solderen of allerhande griezelverhalen dat er ‘teveel’ aan moet gebeuren om de
RF-ingangstrappen geschikt te maken voor 144 – 146 MHz.

Afregelen zender
Het vermogen @145 MHz bedroeg in stand ‘HI’ ca. 7 Watt, gemeten met een HP-432A bolometer.
Dit is wat aan de lage kant.
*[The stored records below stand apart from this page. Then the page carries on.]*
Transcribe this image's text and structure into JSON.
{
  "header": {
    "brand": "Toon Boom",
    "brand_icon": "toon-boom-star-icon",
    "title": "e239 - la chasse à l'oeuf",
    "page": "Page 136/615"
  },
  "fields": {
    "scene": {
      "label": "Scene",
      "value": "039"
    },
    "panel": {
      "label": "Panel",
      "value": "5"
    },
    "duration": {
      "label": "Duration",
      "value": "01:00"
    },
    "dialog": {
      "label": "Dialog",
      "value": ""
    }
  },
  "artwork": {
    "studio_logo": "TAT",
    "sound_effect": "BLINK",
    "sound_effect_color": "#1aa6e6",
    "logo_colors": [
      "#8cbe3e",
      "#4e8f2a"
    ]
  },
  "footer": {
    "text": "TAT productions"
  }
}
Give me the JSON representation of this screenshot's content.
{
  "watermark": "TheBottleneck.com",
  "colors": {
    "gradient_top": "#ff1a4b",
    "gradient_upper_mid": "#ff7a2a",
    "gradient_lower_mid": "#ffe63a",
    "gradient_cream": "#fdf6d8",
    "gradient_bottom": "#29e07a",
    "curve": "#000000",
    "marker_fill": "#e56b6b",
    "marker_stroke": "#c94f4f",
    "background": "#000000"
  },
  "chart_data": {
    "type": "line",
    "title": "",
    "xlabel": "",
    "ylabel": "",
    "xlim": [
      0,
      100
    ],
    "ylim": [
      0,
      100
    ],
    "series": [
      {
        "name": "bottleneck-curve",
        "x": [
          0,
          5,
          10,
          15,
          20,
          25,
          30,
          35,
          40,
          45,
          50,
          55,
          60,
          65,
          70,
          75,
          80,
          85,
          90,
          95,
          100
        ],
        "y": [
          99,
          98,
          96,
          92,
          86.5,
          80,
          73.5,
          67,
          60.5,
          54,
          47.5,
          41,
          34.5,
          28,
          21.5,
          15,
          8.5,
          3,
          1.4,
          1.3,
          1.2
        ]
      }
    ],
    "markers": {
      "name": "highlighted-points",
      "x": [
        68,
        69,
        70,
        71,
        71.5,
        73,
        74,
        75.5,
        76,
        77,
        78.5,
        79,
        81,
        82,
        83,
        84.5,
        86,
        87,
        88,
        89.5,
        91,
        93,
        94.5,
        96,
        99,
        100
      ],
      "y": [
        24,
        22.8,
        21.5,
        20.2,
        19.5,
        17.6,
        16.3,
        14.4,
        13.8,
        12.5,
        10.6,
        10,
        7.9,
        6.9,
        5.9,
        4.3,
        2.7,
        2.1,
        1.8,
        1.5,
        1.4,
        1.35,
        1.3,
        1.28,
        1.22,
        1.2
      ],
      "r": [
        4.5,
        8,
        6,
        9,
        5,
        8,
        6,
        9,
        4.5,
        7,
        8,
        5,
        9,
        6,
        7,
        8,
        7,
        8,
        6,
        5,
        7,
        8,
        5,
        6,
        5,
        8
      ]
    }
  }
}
Ik vermoed dat er nog een paar extra Watten te halen zijn
wanneer de driver en eindtrap onder de loupe worden genomen.
Ik kon vanuit mijn QTH met een simpele rondstraler binnenshuis probleemloos over PI3UTR werken.

Hieronder een foto van het onderhavige exemplaar (klik voor vergroting in een nieuw tab).

De voorlopige conclusie lijkt gerechtvaardigd dat m.b.t. dit Condor16 gele stip-exemplaar geen
verrassingen zijn geconstateerd met mijn software (v3.05). Of dit toeval is, weet ik niet.

Maar . . . ! Ik heb inmiddels een tweede Condor16 met gele stip gekregen.

Toevoeging 26 september jl.:

Na openmaken van de tweede gele Condor16 bleek dat deze al gemodificeerd was.
Er zat een sticker in waarop stond: “145.650   111 – 112 dBm” (zie onder).

Met de meetzender @145.000 MHz kon ik bij ca. 10 dB SINAD de gevoeligheid wat
beter krijgen, nl. -118 dBm en heb het maar gelaten zoals het is.

Ook in dit exemplaar waren de ‘padjes’ waarmee extra condensatoren parallel aan
ingangskringen worden geschakeld ‘geactiveerd’, alsmede de padjes bij de VCO’s.
M.a.w., wanneer dit wordt gedaan, performt de zaak goed rond 145 MHz.
Dit exemplaar leverde trouwens max. 12 Watt RF output.

Omdat in deze Condor16 geen FX315 CTCSS chip zat, heb ik gelijk maar FYMctcss ingebouwd.
Hieronder een gedetailleerde foto van de inbouw (klik voor vergroting in een nieuwe tab).

Op basis van vorenstaande ervaringen hoop ik het fabeltje weggenomen te hebben dat
Condor16′s met gele stip ‘ongeschikt’ zijn voor ombouw naar 144 – 146 MHz !